Like the book, each episode of The Slap tells the story from the perspective of one of the central characters, played by an all-star ensemble including Melissa George, Jonathan LaPaglia, Alex Dimitriades, Sophie Okonedo and Essie Davis.
Directors Jessica Hobbs, Matthew Saville, Robert Connolly and Tony Ayres took the reigns on two episodes each.
Glenn's character Sandi is seen throughout the series without being the focus of any particular episode.
"There's a bit of a twist with what happens with Sandi," she said.
"She plays a very pivotal role, not in terms of screen time but in a secret that is revealed. Towards the end of the series, and the book, you understand why Aisha is so angry at Harry and Sandi plays a part in that.
"While she has to be on the side of her husband she also knows how bad it could have turned out."
Glenn originally auditioned for the role of Rosie, played by George, whom she found the most infuriating character in the book.
"Rosie was the character I had the biggest reaction to... I didn't like her at all," she said.
"I was really struggling with how I'd audition for her.

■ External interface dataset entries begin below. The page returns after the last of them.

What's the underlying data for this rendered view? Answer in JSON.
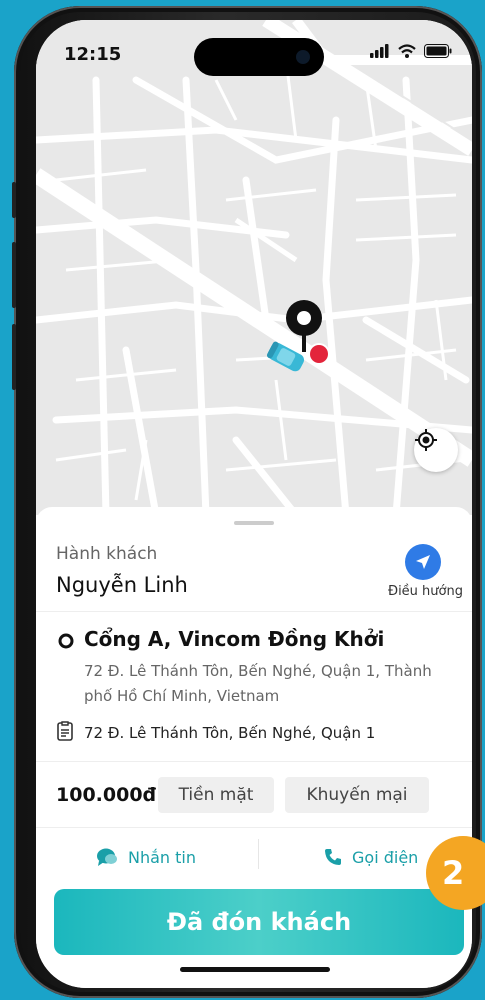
{
  "status_bar": {
    "time": "12:15"
  },
  "map": {
    "icons": [
      "pickup-pin-icon",
      "car-icon",
      "destination-dot-icon",
      "locate-icon"
    ]
  },
  "trip": {
    "passenger_label": "Hành khách",
    "passenger_name": "Nguyễn Linh",
    "navigate_label": "Điều hướng",
    "pickup_title": "Cổng A, Vincom Đồng Khởi",
    "pickup_address": "72 Đ. Lê Thánh Tôn, Bến Nghé, Quận 1, Thành phố Hồ Chí Minh, Vietnam",
    "note": "72 Đ. Lê Thánh Tôn, Bến Nghé, Quận 1",
    "fare": "100.000đ",
    "payment_method": "Tiền mặt",
    "promotion": "Khuyến mại"
  },
  "actions": {
    "message_label": "Nhắn tin",
    "call_label": "Gọi điện"
  },
  "primary_button": "Đã đón khách",
  "step_badge": "2",
  "colors": {
    "accent": "#1bb7bd",
    "navigate": "#2f7be6",
    "badge": "#f4a623",
    "destination": "#e3243b"
  }
}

I remember throwing the book at one point.
"We started working on the scene and found the humanity and humility of Rosie. So much of her behaviour comes from a place of self loathing and insecurity. Suddenly I had so much compassion for her. I found myself in the (audition) room having a complete about-turn about her."
Glenn believes viewers will go on a similar journey as the series unfolds.
"There's a slow sort of unfolding of who these people are," she said.
"Because you're dealing with this one integral event of the slap, when that happens in episode one you're pretty clear on where you stand, who you love and who you hate, but as the story progresses that does shift a little bit."
And she thinks fans of the book will be happy with its small-screen adaptation.
"There are a few differences but the majority is very faithful to the book," she said.
"Tonally, it is very faithful.
"When you see the characters on screen with their good and bad I think it's easier to accept them. There's something about the medium (of TV) that allows that."
The Slap - ABC1 - Thursdays at 8.30pm